Musical matters to cheer the soul…

I admit to feeling a bit down when I got home from a reasonably pleasant day in the office last night. Not only had my car self-destructed at the end of my road, causing me to have to push it for 5 minutes to my house at the end of a long day, but then my internet connection decided to start playing up.

Still, two stories did brighten my evening considerably.

Bono enjoying a holiday

Bono enjoying a holiday

Brian Solis has a great write-up of what in reality is fairly inconsequential to the world at large – but fairly important to someone who protects his image and uses his fame to promote good causes. I do love the way the original Mail article tries hard to align his charity work with the scandal of being around teenagers, one of whom lists being a fashion party organiser as her occupation.

Riffworld

Riffworld

On a less scandously, and brighter note, when I wrote about the music industry recently (Behind the music, and ‘Why record companies are really screwed‘), I can’t believe I didn’t pick up on Riffworks. Fortunately there’s a good post about it on the Wikinomics blog by Anthony D Williams, which has a great quote about the free downloadable recording and software,  the Riffworld collaboration tool, and how it means guitarists can find ways to play together without having to advertise locally and carry their gear around in an old car or van.

Online collaboration isn’t always an easy option…

There’s a tendency to look at User Generated Content and online collaboration as an easy way to create content, products and services without some of the hassles of a traditional business.

And it’s easy to understand why: No ground rent, no equipment or infrastructure costs, no limitations on who can be involved etc. And no need to necessarily pay contributors.

But it isn’t an easy option, and there are several major risks to any online collaboration which requires more than one or two people:

Trust: How quickly do you place your trust in people to deliver on their promises, to deliver them on time, and not to take good ideas elsewhere?
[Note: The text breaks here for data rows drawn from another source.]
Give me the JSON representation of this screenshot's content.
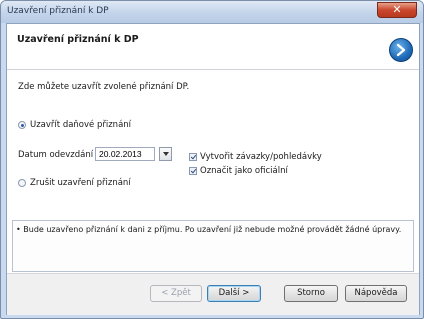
{
  "window": {
    "title": "Uzavření přiznání k DP",
    "close_label": "✕"
  },
  "header": {
    "title": "Uzavření přiznání k DP",
    "logo_icon": "arrow-circle-icon"
  },
  "body": {
    "description": "Zde můžete uzavřít zvolené přiznání DP.",
    "options": {
      "close_return": {
        "label": "Uzavřít daňové přiznání",
        "selected": true
      },
      "cancel_close": {
        "label": "Zrušit uzavření přiznání",
        "selected": false
      }
    },
    "date_field": {
      "label": "Datum odevzdání",
      "value": "20.02.2013"
    },
    "checkboxes": {
      "create_liabilities": {
        "label": "Vytvořit závazky/pohledávky",
        "checked": true
      },
      "mark_official": {
        "label": "Označit jako oficiální",
        "checked": true
      }
    },
    "info_text": "• Bude uzavřeno přiznání k dani z příjmu. Po uzavření již nebude možné provádět žádné úpravy."
  },
  "footer": {
    "back_label": "< Zpět",
    "next_label": "Další >",
    "cancel_label": "Storno",
    "help_label": "Nápověda"
  },
  "colors": {
    "accent": "#1f6bb8",
    "close_button": "#c9472c"
  }
}
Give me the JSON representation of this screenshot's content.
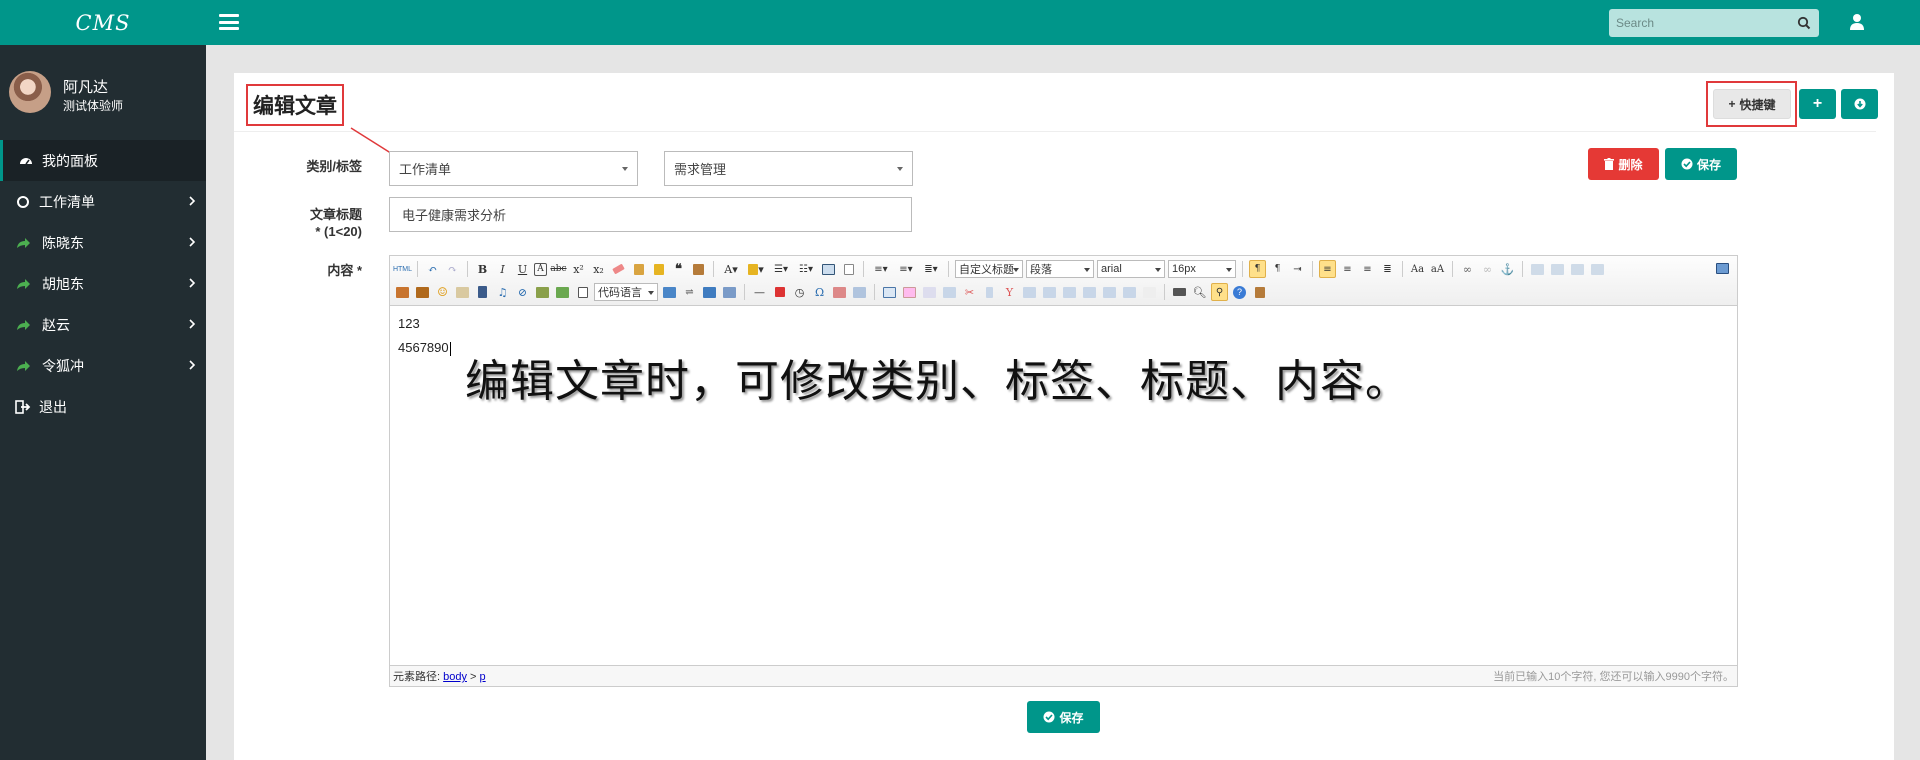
{
  "app": {
    "logo": "CMS"
  },
  "topbar": {
    "search_placeholder": "Search"
  },
  "user": {
    "name": "阿凡达",
    "role": "测试体验师"
  },
  "sidebar": {
    "items": [
      {
        "label": "我的面板",
        "icon": "dashboard-icon",
        "active": true
      },
      {
        "label": "工作清单",
        "icon": "circle-icon"
      },
      {
        "label": "陈晓东",
        "icon": "share-icon"
      },
      {
        "label": "胡旭东",
        "icon": "share-icon"
      },
      {
        "label": "赵云",
        "icon": "share-icon"
      },
      {
        "label": "令狐冲",
        "icon": "share-icon"
      },
      {
        "label": "退出",
        "icon": "logout-icon"
      }
    ]
  },
  "page": {
    "title": "编辑文章"
  },
  "header_actions": {
    "shortcut_label": "快捷键"
  },
  "actions": {
    "delete_label": "删除",
    "save_label": "保存"
  },
  "form": {
    "category_label": "类别/标签",
    "category_value": "工作清单",
    "tag_value": "需求管理",
    "title_label": "文章标题",
    "title_hint": "* (1<20)",
    "title_value": "电子健康需求分析",
    "content_label": "内容 *"
  },
  "editor": {
    "combos": {
      "custom_title": "自定义标题",
      "paragraph": "段落",
      "font_family": "arial",
      "font_size": "16px",
      "code_language": "代码语言"
    },
    "content_lines": [
      "123",
      "4567890"
    ],
    "overlay_text": "编辑文章时，可修改类别、标签、标题、内容。",
    "status_path_label": "元素路径:",
    "status_path_body": "body",
    "status_path_sep": ">",
    "status_path_p": "p",
    "status_count": "当前已输入10个字符, 您还可以输入9990个字符。"
  },
  "colors": {
    "brand": "#00968a",
    "sidebar_bg": "#222d32",
    "danger": "#e53935",
    "annotation": "#e0393b"
  }
}
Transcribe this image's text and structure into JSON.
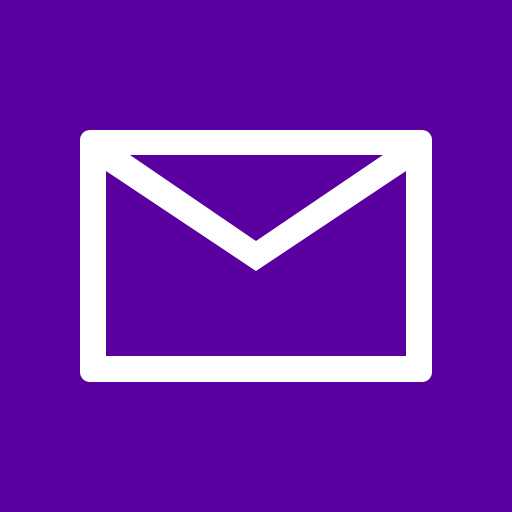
{
  "app_tile": {
    "icon": "mail-envelope-icon",
    "background_color": "#5b00a0",
    "icon_color": "#ffffff"
  }
}
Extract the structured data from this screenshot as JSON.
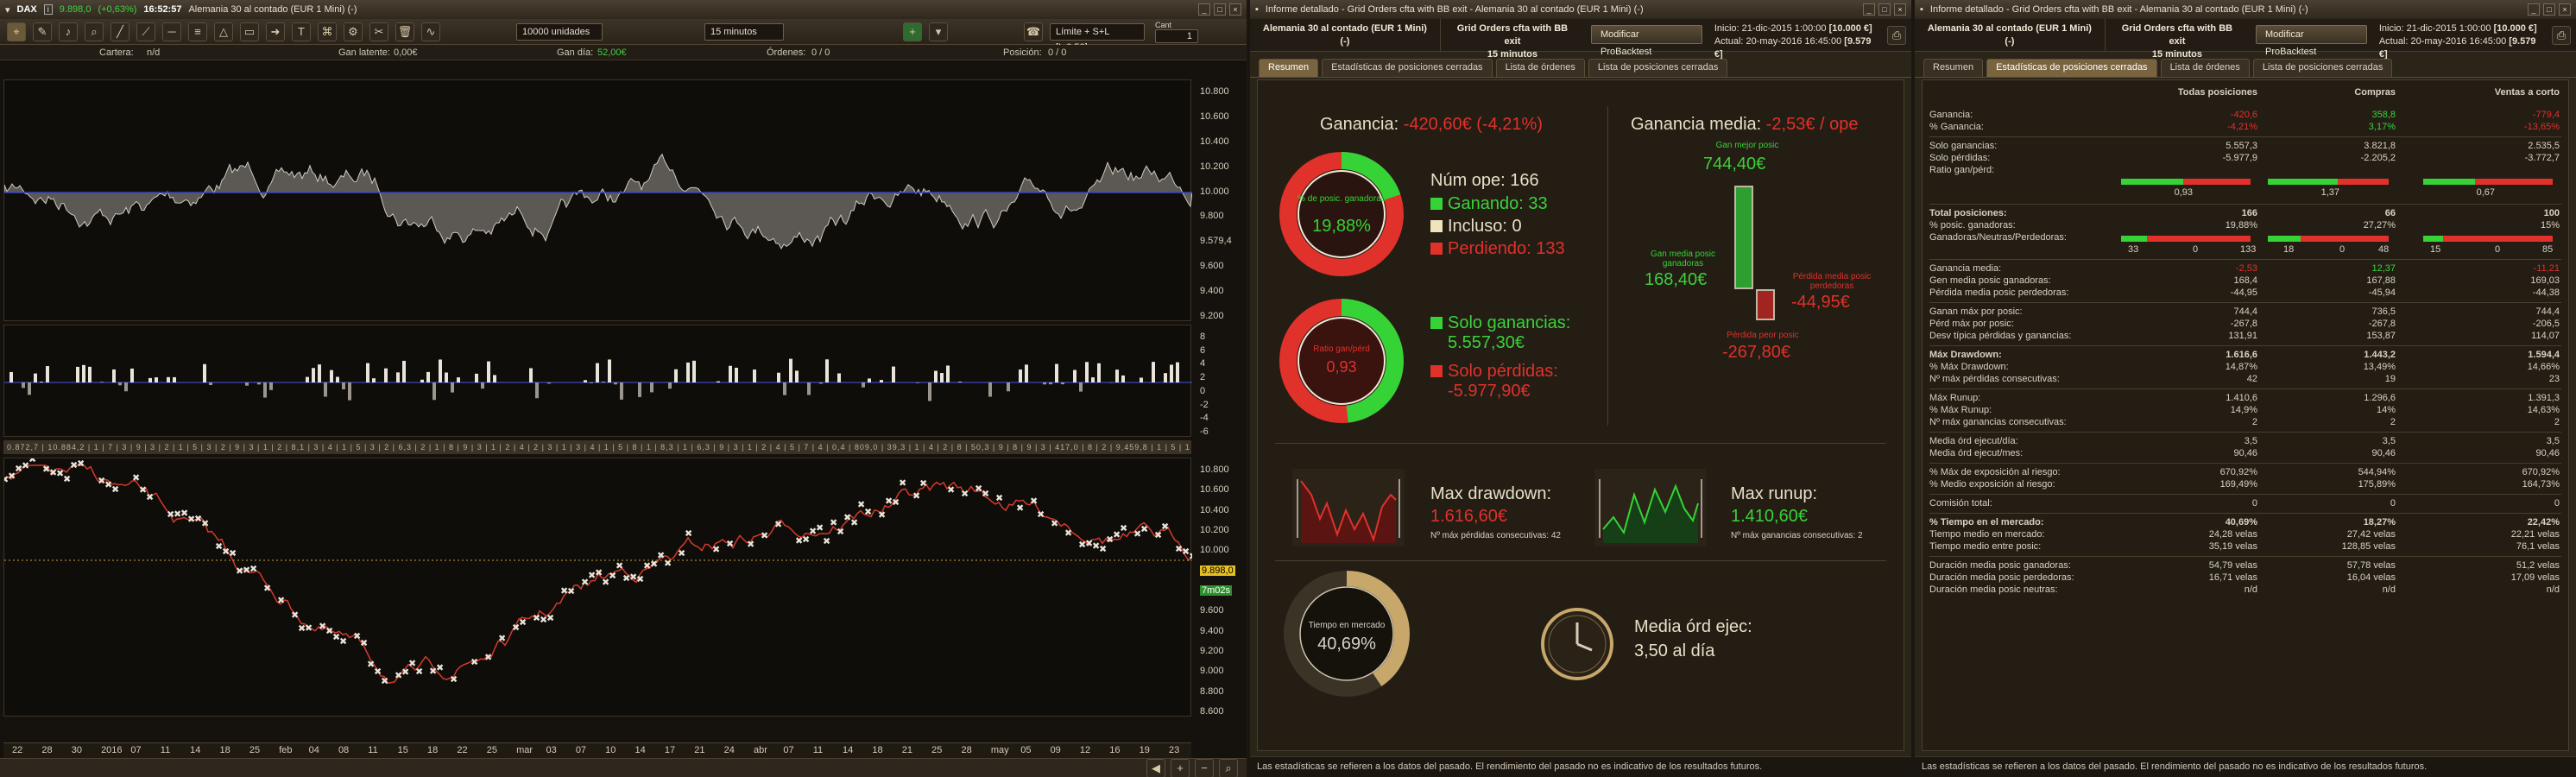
{
  "chart_window": {
    "title": {
      "ticker": "DAX",
      "price": "9.898,0",
      "change": "(+0,63%)",
      "time": "16:52:57",
      "instrument": "Alemania 30 al contado (EUR 1 Mini) (-)"
    },
    "toolbar": {
      "units": "10000 unidades",
      "timeframe": "15 minutos",
      "cant_label": "Cant",
      "order_type": "Límite + S+L [L,0,50]",
      "qty": "1"
    },
    "infobar": {
      "cartera_label": "Cartera:",
      "cartera_value": "n/d",
      "latente_label": "Gan latente:",
      "latente_value": "0,00€",
      "dia_label": "Gan día:",
      "dia_value": "52,00€",
      "ordenes_label": "Órdenes:",
      "ordenes_value": "0 / 0",
      "posicion_label": "Posición:",
      "posicion_value": "0 / 0"
    },
    "equity_axis": [
      "10.800",
      "10.600",
      "10.400",
      "10.200",
      "10.000",
      "9.800",
      "9.579,4",
      "9.600",
      "9.400",
      "9.200"
    ],
    "hist_axis": [
      "8",
      "6",
      "4",
      "2",
      "0",
      "-2",
      "-4",
      "-6"
    ],
    "price_axis": [
      "10.800",
      "10.600",
      "10.400",
      "10.200",
      "10.000",
      "9.898,0",
      "7m02s",
      "9.600",
      "9.400",
      "9.200",
      "9.000",
      "8.800",
      "8.600"
    ],
    "ticker_band": "0.872,7 | 10.884,2 | 1 | 7 | 3 | 9 | 3 | 2 | 1 | 5 | 3 | 2 | 9 | 3 | 1 | 2 | 8,1 | 3 | 4 | 1 | 5 | 3 | 2 | 6,3 | 2 | 1 | 8 | 9 | 3 | 1 | 2 | 4 | 2 | 3 | 1 | 3 | 4 | 1 | 5 | 8 | 1 | 8,3 | 1 | 6,3 | 9 | 3 | 1 | 2 | 4 | 5 | 7 | 4 | 0,4 | 809,0 | 39,3 | 1 | 4 | 2 | 8 | 50,3 | 9 | 8 | 9 | 3 | 417,0 | 8 | 2 | 9,459,8 | 1 | 5 | 1 | 5 | 1 | 9 | 1 | 0 | 3 | 8,1 | 2 | 7 | 1 | 3 | 1 | 3",
    "xaxis": [
      "22",
      "28",
      "30",
      "2016",
      "07",
      "11",
      "14",
      "18",
      "25",
      "feb",
      "04",
      "08",
      "11",
      "15",
      "18",
      "22",
      "25",
      "mar",
      "03",
      "07",
      "10",
      "14",
      "17",
      "21",
      "24",
      "abr",
      "07",
      "11",
      "14",
      "18",
      "21",
      "25",
      "28",
      "may",
      "05",
      "09",
      "12",
      "16",
      "19",
      "23"
    ]
  },
  "report1": {
    "title": "Informe detallado - Grid Orders cfta with BB exit - Alemania 30 al contado (EUR 1 Mini) (-)",
    "instrument": "Alemania 30 al contado (EUR 1 Mini) (-)",
    "strategy": "Grid Orders cfta with BB exit",
    "timeframe": "15 minutos",
    "modify_button": "Modificar ProBacktest",
    "inicio_label": "Inicio:",
    "inicio": "21-dic-2015 1:00:00",
    "inicio_val": "[10.000 €]",
    "actual_label": "Actual:",
    "actual": "20-may-2016 16:45:00",
    "actual_val": "[9.579 €]",
    "tabs": [
      "Resumen",
      "Estadísticas de posiciones cerradas",
      "Lista de órdenes",
      "Lista de posiciones cerradas"
    ],
    "ganancia_label": "Ganancia:",
    "ganancia": "-420,60€ (-4,21%)",
    "gan_media_label": "Ganancia media:",
    "gan_media": "-2,53€ / ope",
    "donut1_text": "% de posic. ganadoras",
    "donut1_value": "19,88%",
    "num_ope_label": "Núm ope:",
    "num_ope": "166",
    "ganando_label": "Ganando:",
    "ganando": "33",
    "incluso_label": "Incluso:",
    "incluso": "0",
    "perdiendo_label": "Perdiendo:",
    "perdiendo": "133",
    "donut2_text": "Ratio gan/pérd",
    "donut2_value": "0,93",
    "solo_gan_label": "Solo ganancias:",
    "solo_gan": "5.557,30€",
    "solo_perd_label": "Solo pérdidas:",
    "solo_perd": "-5.977,90€",
    "gan_mejor_label": "Gan mejor posic",
    "gan_mejor": "744,40€",
    "gan_media_pos_label": "Gan media posic ganadoras",
    "gan_media_pos": "168,40€",
    "perd_media_label": "Pérdida media posic perdedoras",
    "perd_media": "-44,95€",
    "perd_peor_label": "Pérdida peor posic",
    "perd_peor": "-267,80€",
    "max_dd_label": "Max drawdown:",
    "max_dd": "1.616,60€",
    "max_dd_sub": "Nº máx pérdidas consecutivas: 42",
    "max_ru_label": "Max runup:",
    "max_ru": "1.410,60€",
    "max_ru_sub": "Nº máx ganancias consecutivas: 2",
    "tiempo_label": "Tiempo en mercado",
    "tiempo": "40,69%",
    "media_ord_label": "Media órd ejec:",
    "media_ord": "3,50 al día",
    "disclaimer": "Las estadísticas se refieren a los datos del pasado. El rendimiento del pasado no es indicativo de los resultados futuros."
  },
  "report2": {
    "title": "Informe detallado - Grid Orders cfta with BB exit - Alemania 30 al contado (EUR 1 Mini) (-)",
    "instrument": "Alemania 30 al contado (EUR 1 Mini) (-)",
    "strategy": "Grid Orders cfta with BB exit",
    "timeframe": "15 minutos",
    "modify_button": "Modificar ProBacktest",
    "inicio_label": "Inicio:",
    "inicio": "21-dic-2015 1:00:00",
    "inicio_val": "[10.000 €]",
    "actual_label": "Actual:",
    "actual": "20-may-2016 16:45:00",
    "actual_val": "[9.579 €]",
    "tabs": [
      "Resumen",
      "Estadísticas de posiciones cerradas",
      "Lista de órdenes",
      "Lista de posiciones cerradas"
    ],
    "columns": [
      "Todas posiciones",
      "Compras",
      "Ventas a corto"
    ],
    "rows": [
      {
        "label": "Ganancia:",
        "v": [
          "-420,6",
          "358,8",
          "-779,4"
        ],
        "c": "mix"
      },
      {
        "label": "% Ganancia:",
        "v": [
          "-4,21%",
          "3,17%",
          "-13,65%"
        ],
        "c": "mix"
      },
      {
        "sep": true
      },
      {
        "label": "Solo ganancias:",
        "v": [
          "5.557,3",
          "3.821,8",
          "2.535,5"
        ]
      },
      {
        "label": "Solo pérdidas:",
        "v": [
          "-5.977,9",
          "-2.205,2",
          "-3.772,7"
        ]
      },
      {
        "label": "Ratio gan/pérd:",
        "v": [
          "0,93",
          "1,37",
          "0,67"
        ],
        "bar": [
          0.48,
          0.58,
          0.4
        ]
      },
      {
        "sep": true
      },
      {
        "label": "Total posiciones:",
        "v": [
          "166",
          "66",
          "100"
        ],
        "bold": true
      },
      {
        "label": "% posic. ganadoras:",
        "v": [
          "19,88%",
          "27,27%",
          "15%"
        ]
      },
      {
        "label": "Ganadoras/Neutras/Perdedoras:",
        "tri": [
          [
            "33",
            "0",
            "133"
          ],
          [
            "18",
            "0",
            "48"
          ],
          [
            "15",
            "0",
            "85"
          ]
        ],
        "bar": [
          0.2,
          0.27,
          0.15
        ]
      },
      {
        "sep": true
      },
      {
        "label": "Ganancia media:",
        "v": [
          "-2,53",
          "12,37",
          "-11,21"
        ],
        "c": "mix"
      },
      {
        "label": "Gen media posic ganadoras:",
        "v": [
          "168,4",
          "167,88",
          "169,03"
        ]
      },
      {
        "label": "Pérdida media posic perdedoras:",
        "v": [
          "-44,95",
          "-45,94",
          "-44,38"
        ]
      },
      {
        "sep": true
      },
      {
        "label": "Ganan máx por posic:",
        "v": [
          "744,4",
          "736,5",
          "744,4"
        ]
      },
      {
        "label": "Pérd máx por posic:",
        "v": [
          "-267,8",
          "-267,8",
          "-206,5"
        ]
      },
      {
        "label": "Desv típica pérdidas y ganancias:",
        "v": [
          "131,91",
          "153,87",
          "114,07"
        ]
      },
      {
        "sep": true
      },
      {
        "label": "Máx Drawdown:",
        "v": [
          "1.616,6",
          "1.443,2",
          "1.594,4"
        ],
        "bold": true
      },
      {
        "label": "% Máx Drawdown:",
        "v": [
          "14,87%",
          "13,49%",
          "14,66%"
        ]
      },
      {
        "label": "Nº máx pérdidas consecutivas:",
        "v": [
          "42",
          "19",
          "23"
        ]
      },
      {
        "sep": true
      },
      {
        "label": "Máx Runup:",
        "v": [
          "1.410,6",
          "1.296,6",
          "1.391,3"
        ]
      },
      {
        "label": "% Máx Runup:",
        "v": [
          "14,9%",
          "14%",
          "14,63%"
        ]
      },
      {
        "label": "Nº máx ganancias consecutivas:",
        "v": [
          "2",
          "2",
          "2"
        ]
      },
      {
        "sep": true
      },
      {
        "label": "Media órd ejecut/día:",
        "v": [
          "3,5",
          "3,5",
          "3,5"
        ]
      },
      {
        "label": "Media órd ejecut/mes:",
        "v": [
          "90,46",
          "90,46",
          "90,46"
        ]
      },
      {
        "sep": true
      },
      {
        "label": "% Máx de exposición al riesgo:",
        "v": [
          "670,92%",
          "544,94%",
          "670,92%"
        ]
      },
      {
        "label": "% Medio exposición al riesgo:",
        "v": [
          "169,49%",
          "175,89%",
          "164,73%"
        ]
      },
      {
        "sep": true
      },
      {
        "label": "Comisión total:",
        "v": [
          "0",
          "0",
          "0"
        ]
      },
      {
        "sep": true
      },
      {
        "label": "% Tiempo en el mercado:",
        "v": [
          "40,69%",
          "18,27%",
          "22,42%"
        ],
        "bold": true
      },
      {
        "label": "Tiempo medio en mercado:",
        "v": [
          "24,28 velas",
          "27,42 velas",
          "22,21 velas"
        ]
      },
      {
        "label": "Tiempo medio entre posic:",
        "v": [
          "35,19 velas",
          "128,85 velas",
          "76,1 velas"
        ]
      },
      {
        "sep": true
      },
      {
        "label": "Duración media posic ganadoras:",
        "v": [
          "54,79 velas",
          "57,78 velas",
          "51,2 velas"
        ]
      },
      {
        "label": "Duración media posic perdedoras:",
        "v": [
          "16,71 velas",
          "16,04 velas",
          "17,09 velas"
        ]
      },
      {
        "label": "Duración media posic neutras:",
        "v": [
          "n/d",
          "n/d",
          "n/d"
        ]
      }
    ],
    "disclaimer": "Las estadísticas se refieren a los datos del pasado. El rendimiento del pasado no es indicativo de los resultados futuros."
  }
}
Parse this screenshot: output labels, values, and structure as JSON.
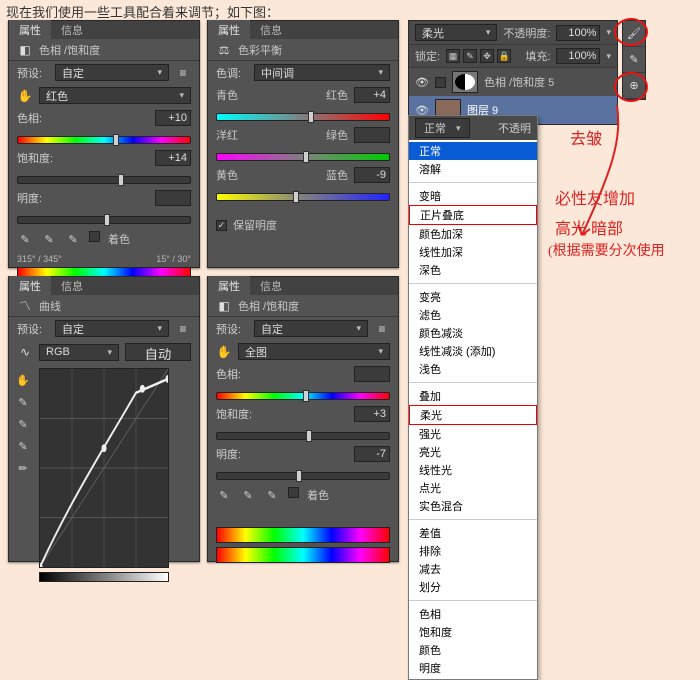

Management: Is there some kind of leadership or guidance to keep things moving, and to clearly articulate the vision and strategy etc – which may have been decided democratically. How do you keep momentum going and inspire people to continue even when things can be tough?

Politics: How do you deal with disagreements? Infighting? Rivalry?

Reward: How do you supply a justifiable return to contributors for their time? Financial or otherwise?

Communication: How do you keep people updated, and make things simple and easy to contribute?

Those are just the first few problems off the top of my head. The reason they come to mind is that I have basically decided to cut all responsibility for Disposable Media, leaving only the possibility of contributing the occasional blog post or article at some point.

It’s been a lot of fun, particularly when I was given the honour of being Editor, and we had a fast growth in audience – all from a group of people working for no financial reward and contributing articles, designs etc via a forum. In my time on DM, I only ever met two of my colleagues in real life in the space of two years!

But having realised that I don’t have the time and energy to drive DM forward, I stepped down to take a back seat and a more advisory role. And what then happened was quite painful to watch, as some infighting and sabotage began, communication became worse, trust was lost, and many people started drifting away.  I don’t place all the blame on the Editor who replaced me, as there have definitely been people who have used a period of change for their own agenda.

Hopefully it will rise from the ashes, as over the years it’s had some very talented people, and some great articles and content. On the bright side, it’s shown me that although I was far from perfect, and made several mistakes, I did achieve a lot in keeping things going, and always trying to drive more organised and efficient systems to make life easier for everyone – and it also highlighted the need for communication and rewards, which will hopefully help me on other projects.

To be honest, the real risk to online magazines isn’t just the problems of collaboration – it’s also the arrival of new aggregated delivery services in a magazine format – i.e. systems that take your favourites from services like Last.fm, and then produce a custom magazine around them, like Idiomag. It plays on a simple philosophy of mine which is becoming more and more realistic and reinforced – ‘The most effective targeting of an individual, is the targeting they do for themselves